Secretary of State Colin Powell said Friday the Bush administration is ready to work with other U.N. Security Council members on its draft U.N. resolution on Iraq. That resolution is aimed at expanding the international security presence in Iraq. But he said the U.N.-sanctioned force must be under United States command.

The U.S. draft resolution has already drawn criticism from the French and German leaders who say the plan would not transfer governing powers to Iraqis quickly enough or give enough authority to the United Nations.

But in a foreign policy address at George Washington University, Mr. Powell sounded a conciliatory note. He said the United States is ready to listen to critics and amend the draft, provided that it helps reach what he said is the Bush administration's sole objective for Iraq, the return of sovereignty to the Iraqi people based on democracy and peaceful relations with neighboring states.

"This has been the president's goal from the very beginning," he said. "And this new resolution will move us further along toward that goal. There are some of my Security Council colleagues who would like to move faster. Some who say be a little more careful. We will listen to all of the comments that will be coming in. And we will try to adjust and adapt to those comments as long as it is consistent with what I have just described as our overall goal."
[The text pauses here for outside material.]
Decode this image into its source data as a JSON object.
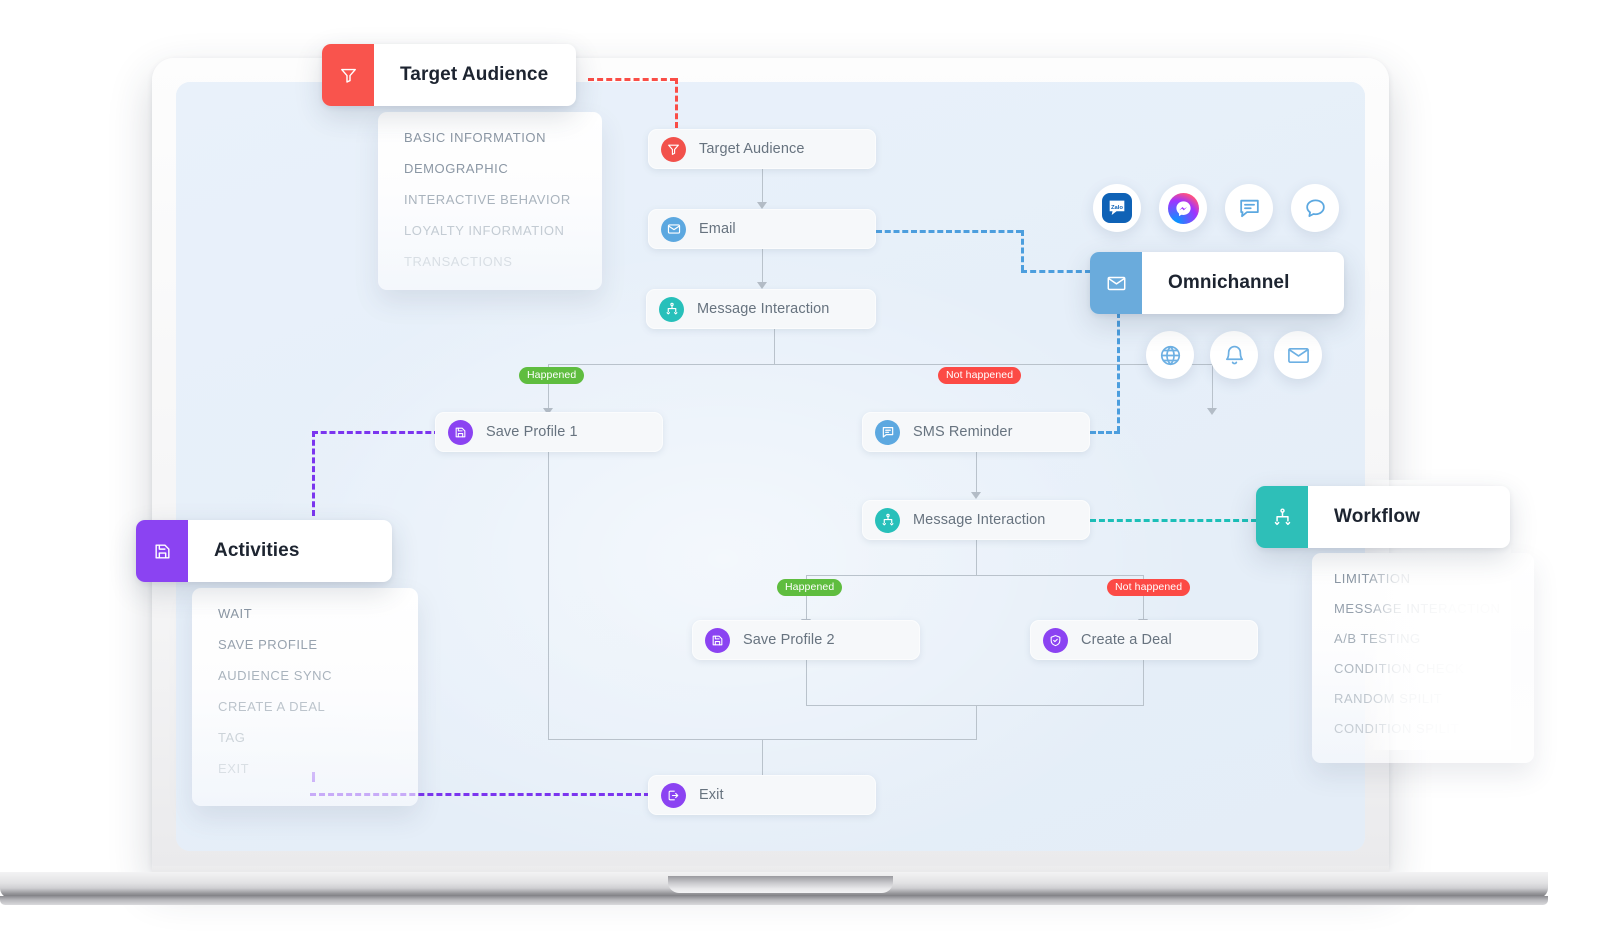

Mr. Powell said that as the largest contributor of troops to the envisaged U.N. force in Iraq, the United States should be in command. He said there is nothing unusual about the stipulation, and that the model has worked many times in the past and that U.S. officials are "confident it will work now."

The Secretary of State stressed the progress being made in restoring normal life and services in Iraq. He said a new spirit of freedom is being born in the country that will become "unstoppable" and that die hard Saddam Hussein loyalists and others staging terrorist attacks "will be dealt with."

He expressed similar confidence about Afghanistan, saying that while the challenges facing the country are "too great to be overcome overnight," the United States will accelerate its assistance to the Hamid Karzai government and is determined to provide help "as long as it takes."

In the wide-ranging policy address, dedicating a new school of foreign affairs at the university just a few blocks from the State Department, Mr. Powell also reaffirmed U.S. backing for the international "road map" to Middle East peace and for the politically-embattled Palestinian Prime Minister Mahmoud Abbas.

"We support Palestinian Prime Minister Abbas's efforts to consolidate security forces all under his authority so he can go after those terrorist organizations within the Palestinian community who are destroying the dreams of the Palestinian people," he said.

"We support Prime Minister Abbas's efforts to make sure that all financial authority and all financial resources are under his office so they can be used to benefit the Palestinian people and not be diverted to other purposes. This is the way to stop, once and for all, Palestinian terrorist organizations like Hamas and Palestinian Islamic Jihad from making peace itself a hostage to their hateful ambitions."

Mr. Powell said the Prime Minister's rival for power, Yasser Arafat, has not played a helpful role in the peace process. Urging a redoubling of international pressure on both the Palestinians and Israelis to meet the terms of the "road map," he said that if either side turns away from its obligations under the plan, both will "slide into a ditch or tumble over a cliff."

The secretary also hailed progress in U.S. relations with Russia and China and again welcomed Beijing's brokering of multilateral talks on the North Korean nuclear program.

On North Korea, he said the United States will not yield to threats or blackmail and will not take any options off the table in dealing with the situation. But he said the U.S. administration has no intention of invading that country and wants "peace not war" and "security, not fear" for Korea and its neighbors.